- Growth – learning new things and being challenges,
- Recognition – feeling appreciated, and
- Trust – confidence in the future, the security of the job and the leadership driving toward the corporate vision.
Beyond that, “Most of how we feel about our job comes from our relationship with our boss.” Managers can make or break our experiences.
A key step organizations forget is tracking. “If you want something to improve, you should measure it,” reminds Kruse. Most leaders conduct the survey, come up with a few ideas, and stop there. Instead, organizations should share that data back down with managers to share with their teams, and get ideas and feedback from all levels of the organization. “Letting the ideas, the solutions, come from the grassroots, that’s how you drive great engagement scores.”
As far as measurement tools available, he recommends larger organizations employ vendors such as Kenexa, Mercer or Gallup to help track engagement.
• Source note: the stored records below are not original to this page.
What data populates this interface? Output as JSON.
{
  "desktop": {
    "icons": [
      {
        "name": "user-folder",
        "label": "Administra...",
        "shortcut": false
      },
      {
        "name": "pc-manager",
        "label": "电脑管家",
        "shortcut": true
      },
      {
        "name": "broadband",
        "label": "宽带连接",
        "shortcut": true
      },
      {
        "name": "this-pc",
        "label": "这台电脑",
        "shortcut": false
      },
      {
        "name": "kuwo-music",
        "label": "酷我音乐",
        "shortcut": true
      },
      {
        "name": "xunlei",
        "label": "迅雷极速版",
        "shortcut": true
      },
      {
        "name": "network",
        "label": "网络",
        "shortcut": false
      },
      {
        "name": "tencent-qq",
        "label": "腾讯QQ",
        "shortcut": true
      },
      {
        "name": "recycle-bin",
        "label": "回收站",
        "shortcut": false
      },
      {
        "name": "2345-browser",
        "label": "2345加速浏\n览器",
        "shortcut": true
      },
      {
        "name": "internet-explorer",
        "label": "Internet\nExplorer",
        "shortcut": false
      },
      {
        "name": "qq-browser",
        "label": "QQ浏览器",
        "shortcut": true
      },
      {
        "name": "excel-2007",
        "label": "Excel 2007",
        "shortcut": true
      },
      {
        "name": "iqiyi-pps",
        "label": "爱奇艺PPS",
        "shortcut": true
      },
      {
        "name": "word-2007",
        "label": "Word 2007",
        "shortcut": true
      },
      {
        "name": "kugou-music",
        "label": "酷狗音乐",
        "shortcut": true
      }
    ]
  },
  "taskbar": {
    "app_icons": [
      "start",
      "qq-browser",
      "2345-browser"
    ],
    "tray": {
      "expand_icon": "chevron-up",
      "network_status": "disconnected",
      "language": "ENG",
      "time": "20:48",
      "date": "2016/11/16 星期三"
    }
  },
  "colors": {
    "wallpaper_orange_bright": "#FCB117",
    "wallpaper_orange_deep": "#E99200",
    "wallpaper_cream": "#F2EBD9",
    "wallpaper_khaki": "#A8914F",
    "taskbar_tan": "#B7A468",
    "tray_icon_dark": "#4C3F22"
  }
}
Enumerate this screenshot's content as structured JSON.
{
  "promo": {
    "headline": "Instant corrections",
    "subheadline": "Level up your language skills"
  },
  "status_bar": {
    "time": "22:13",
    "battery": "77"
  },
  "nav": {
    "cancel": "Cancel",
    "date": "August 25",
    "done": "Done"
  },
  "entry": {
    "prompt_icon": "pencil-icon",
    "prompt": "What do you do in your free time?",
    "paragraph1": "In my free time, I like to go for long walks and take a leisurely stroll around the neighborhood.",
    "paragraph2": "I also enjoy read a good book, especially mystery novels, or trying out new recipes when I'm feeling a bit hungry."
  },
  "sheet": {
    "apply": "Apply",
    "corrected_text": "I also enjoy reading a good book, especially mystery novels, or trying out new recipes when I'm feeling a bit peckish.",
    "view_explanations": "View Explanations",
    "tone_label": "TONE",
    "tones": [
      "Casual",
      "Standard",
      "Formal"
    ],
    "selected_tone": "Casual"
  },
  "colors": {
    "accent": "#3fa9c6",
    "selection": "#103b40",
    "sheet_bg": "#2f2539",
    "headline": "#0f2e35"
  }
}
Smaller companies can use free online survey software such as SurveyMonkey and leverage the employee engagement questions from books such as “Employee Engagement 2.0.” For even smaller organizations, one-on-one employee meetings can also be effective.
“The employees need to know where they are going and then have some confidence to know there is a plan to get there and how they fit in,” says Kruse on organizational goals. Of note, he asserts that the key for leadership is to simplify organizational goals and repeat it often. Coca-Cola boiled down their entire corporate strategy to two words — “2020 Vision” — to communicate that they want to double their revenue by the year 2020 and shared that message with even the most junior of employees.
In the absence of the corporate leadership doing this, mid-level managers should be empowered to do it for their own teams, coming up with memorable rallying cries and creating a feeling of confidence along the way.
Picnics are not Engagement
Only one in three workers is engaged at work, according to several surveys. Meanwhile, studies also cite that true engagement leads to higher profits and higher stock price. So why the disconnect? “Unfortunately at the C-level there is lots of misconception” that engagement is about keeping employees happy through bonuses, picnics and casual Fridays. “Engagement isn’t happiness. Engagement is an emotional commitment to the organization. There is a big difference.”
What are You Reading?
Kruse is reading “Business Secrets of the Trappist Monks” by August Turak about embracing authenticity as business leaders.
How Can I Connect with You? Via www.kevinkruse.com or on LinkedIn.
Tune into the show next week, and remember, do what you love….and show the world how talented you can be, today.
Air Date: March 4, 2014